=== Begin Enclosure ===

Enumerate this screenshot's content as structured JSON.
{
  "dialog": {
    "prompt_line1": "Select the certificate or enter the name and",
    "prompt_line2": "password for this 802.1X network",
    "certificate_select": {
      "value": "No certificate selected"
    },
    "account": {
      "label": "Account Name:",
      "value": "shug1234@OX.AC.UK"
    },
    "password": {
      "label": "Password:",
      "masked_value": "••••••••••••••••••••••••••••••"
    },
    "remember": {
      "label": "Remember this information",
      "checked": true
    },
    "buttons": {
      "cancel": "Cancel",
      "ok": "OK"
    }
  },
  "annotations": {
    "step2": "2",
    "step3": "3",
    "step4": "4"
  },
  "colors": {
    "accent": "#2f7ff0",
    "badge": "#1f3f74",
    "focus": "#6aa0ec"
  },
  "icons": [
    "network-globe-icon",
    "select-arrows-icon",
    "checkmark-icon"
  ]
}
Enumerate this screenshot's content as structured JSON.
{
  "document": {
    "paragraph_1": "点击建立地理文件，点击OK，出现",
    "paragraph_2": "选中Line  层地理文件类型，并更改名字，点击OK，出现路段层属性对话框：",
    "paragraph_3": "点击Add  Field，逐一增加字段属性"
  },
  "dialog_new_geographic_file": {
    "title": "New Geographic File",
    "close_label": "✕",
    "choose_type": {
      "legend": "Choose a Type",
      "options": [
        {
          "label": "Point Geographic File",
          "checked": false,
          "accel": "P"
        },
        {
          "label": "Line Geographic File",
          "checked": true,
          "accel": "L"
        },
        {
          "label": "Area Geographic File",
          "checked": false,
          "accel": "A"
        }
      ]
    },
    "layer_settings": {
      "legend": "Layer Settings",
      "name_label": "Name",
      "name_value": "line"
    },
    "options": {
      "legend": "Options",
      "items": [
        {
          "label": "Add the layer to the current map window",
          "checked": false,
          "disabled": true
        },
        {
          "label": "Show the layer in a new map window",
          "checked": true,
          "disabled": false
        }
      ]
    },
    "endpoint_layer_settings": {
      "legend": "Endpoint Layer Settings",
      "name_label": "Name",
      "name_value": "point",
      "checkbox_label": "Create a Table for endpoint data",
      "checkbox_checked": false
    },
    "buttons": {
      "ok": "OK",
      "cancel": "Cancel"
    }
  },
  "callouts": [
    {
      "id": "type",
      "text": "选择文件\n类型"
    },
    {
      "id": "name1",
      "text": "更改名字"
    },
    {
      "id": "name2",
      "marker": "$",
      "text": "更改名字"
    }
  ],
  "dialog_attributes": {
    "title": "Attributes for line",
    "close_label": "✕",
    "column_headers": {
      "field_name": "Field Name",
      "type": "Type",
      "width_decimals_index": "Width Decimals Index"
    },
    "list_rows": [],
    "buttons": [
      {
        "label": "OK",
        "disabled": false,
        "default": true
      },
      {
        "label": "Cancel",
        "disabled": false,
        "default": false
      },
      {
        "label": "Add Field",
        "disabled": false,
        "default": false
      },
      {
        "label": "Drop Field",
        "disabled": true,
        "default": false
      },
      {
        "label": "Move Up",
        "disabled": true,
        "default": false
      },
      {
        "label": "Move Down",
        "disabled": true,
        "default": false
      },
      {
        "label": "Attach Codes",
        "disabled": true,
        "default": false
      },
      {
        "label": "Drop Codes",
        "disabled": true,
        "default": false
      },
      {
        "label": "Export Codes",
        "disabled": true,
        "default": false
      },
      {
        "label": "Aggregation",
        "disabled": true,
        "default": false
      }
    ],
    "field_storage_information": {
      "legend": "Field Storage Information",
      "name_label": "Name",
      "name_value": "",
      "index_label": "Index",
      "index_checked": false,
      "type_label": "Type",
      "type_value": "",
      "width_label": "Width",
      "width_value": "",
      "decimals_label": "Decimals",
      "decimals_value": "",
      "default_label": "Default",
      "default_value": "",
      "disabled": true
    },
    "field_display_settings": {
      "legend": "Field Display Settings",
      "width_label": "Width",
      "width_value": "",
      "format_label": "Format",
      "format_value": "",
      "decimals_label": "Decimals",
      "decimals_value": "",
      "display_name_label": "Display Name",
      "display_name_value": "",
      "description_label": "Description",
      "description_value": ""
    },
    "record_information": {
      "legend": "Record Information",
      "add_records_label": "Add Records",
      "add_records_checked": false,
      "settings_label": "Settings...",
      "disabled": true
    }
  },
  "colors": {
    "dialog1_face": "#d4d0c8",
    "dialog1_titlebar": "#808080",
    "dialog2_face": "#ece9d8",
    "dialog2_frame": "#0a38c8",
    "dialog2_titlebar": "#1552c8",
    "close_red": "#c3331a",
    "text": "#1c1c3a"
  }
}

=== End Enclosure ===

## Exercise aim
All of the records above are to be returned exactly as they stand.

## Your response
Enumerate this screenshot's content as structured JSON.
{
  "dialog": {
    "prompt_line1": "Select the certificate or enter the name and",
    "prompt_line2": "password for this 802.1X network",
    "certificate_select": {
      "value": "No certificate selected"
    },
    "account": {
      "label": "Account Name:",
      "value": "shug1234@OX.AC.UK"
    },
    "password": {
      "label": "Password:",
      "masked_value": "••••••••••••••••••••••••••••••"
    },
    "remember": {
      "label": "Remember this information",
      "checked": true
    },
    "buttons": {
      "cancel": "Cancel",
      "ok": "OK"
    }
  },
  "annotations": {
    "step2": "2",
    "step3": "3",
    "step4": "4"
  },
  "colors": {
    "accent": "#2f7ff0",
    "badge": "#1f3f74",
    "focus": "#6aa0ec"
  },
  "icons": [
    "network-globe-icon",
    "select-arrows-icon",
    "checkmark-icon"
  ]
}
Enumerate this screenshot's content as structured JSON.
{
  "document": {
    "paragraph_1": "点击建立地理文件，点击OK，出现",
    "paragraph_2": "选中Line  层地理文件类型，并更改名字，点击OK，出现路段层属性对话框：",
    "paragraph_3": "点击Add  Field，逐一增加字段属性"
  },
  "dialog_new_geographic_file": {
    "title": "New Geographic File",
    "close_label": "✕",
    "choose_type": {
      "legend": "Choose a Type",
      "options": [
        {
          "label": "Point Geographic File",
          "checked": false,
          "accel": "P"
        },
        {
          "label": "Line Geographic File",
          "checked": true,
          "accel": "L"
        },
        {
          "label": "Area Geographic File",
          "checked": false,
          "accel": "A"
        }
      ]
    },
    "layer_settings": {
      "legend": "Layer Settings",
      "name_label": "Name",
      "name_value": "line"
    },
    "options": {
      "legend": "Options",
      "items": [
        {
          "label": "Add the layer to the current map window",
          "checked": false,
          "disabled": true
        },
        {
          "label": "Show the layer in a new map window",
          "checked": true,
          "disabled": false
        }
      ]
    },
    "endpoint_layer_settings": {
      "legend": "Endpoint Layer Settings",
      "name_label": "Name",
      "name_value": "point",
      "checkbox_label": "Create a Table for endpoint data",
      "checkbox_checked": false
    },
    "buttons": {
      "ok": "OK",
      "cancel": "Cancel"
    }
  },
  "callouts": [
    {
      "id": "type",
      "text": "选择文件\n类型"
    },
    {
      "id": "name1",
      "text": "更改名字"
    },
    {
      "id": "name2",
      "marker": "$",
      "text": "更改名字"
    }
  ],
  "dialog_attributes": {
    "title": "Attributes for line",
    "close_label": "✕",
    "column_headers": {
      "field_name": "Field Name",
      "type": "Type",
      "width_decimals_index": "Width Decimals Index"
    },
    "list_rows": [],
    "buttons": [
      {
        "label": "OK",
        "disabled": false,
        "default": true
      },
      {
        "label": "Cancel",
        "disabled": false,
        "default": false
      },
      {
        "label": "Add Field",
        "disabled": false,
        "default": false
      },
      {
        "label": "Drop Field",
        "disabled": true,
        "default": false
      },
      {
        "label": "Move Up",
        "disabled": true,
        "default": false
      },
      {
        "label": "Move Down",
        "disabled": true,
        "default": false
      },
      {
        "label": "Attach Codes",
        "disabled": true,
        "default": false
      },
      {
        "label": "Drop Codes",
        "disabled": true,
        "default": false
      },
      {
        "label": "Export Codes",
        "disabled": true,
        "default": false
      },
      {
        "label": "Aggregation",
        "disabled": true,
        "default": false
      }
    ],
    "field_storage_information": {
      "legend": "Field Storage Information",
      "name_label": "Name",
      "name_value": "",
      "index_label": "Index",
      "index_checked": false,
      "type_label": "Type",
      "type_value": "",
      "width_label": "Width",
      "width_value": "",
      "decimals_label": "Decimals",
      "decimals_value": "",
      "default_label": "Default",
      "default_value": "",
      "disabled": true
    },
    "field_display_settings": {
      "legend": "Field Display Settings",
      "width_label": "Width",
      "width_value": "",
      "format_label": "Format",
      "format_value": "",
      "decimals_label": "Decimals",
      "decimals_value": "",
      "display_name_label": "Display Name",
      "display_name_value": "",
      "description_label": "Description",
      "description_value": ""
    },
    "record_information": {
      "legend": "Record Information",
      "add_records_label": "Add Records",
      "add_records_checked": false,
      "settings_label": "Settings...",
      "disabled": true
    }
  },
  "colors": {
    "dialog1_face": "#d4d0c8",
    "dialog1_titlebar": "#808080",
    "dialog2_face": "#ece9d8",
    "dialog2_frame": "#0a38c8",
    "dialog2_titlebar": "#1552c8",
    "close_red": "#c3331a",
    "text": "#1c1c3a"
  }
}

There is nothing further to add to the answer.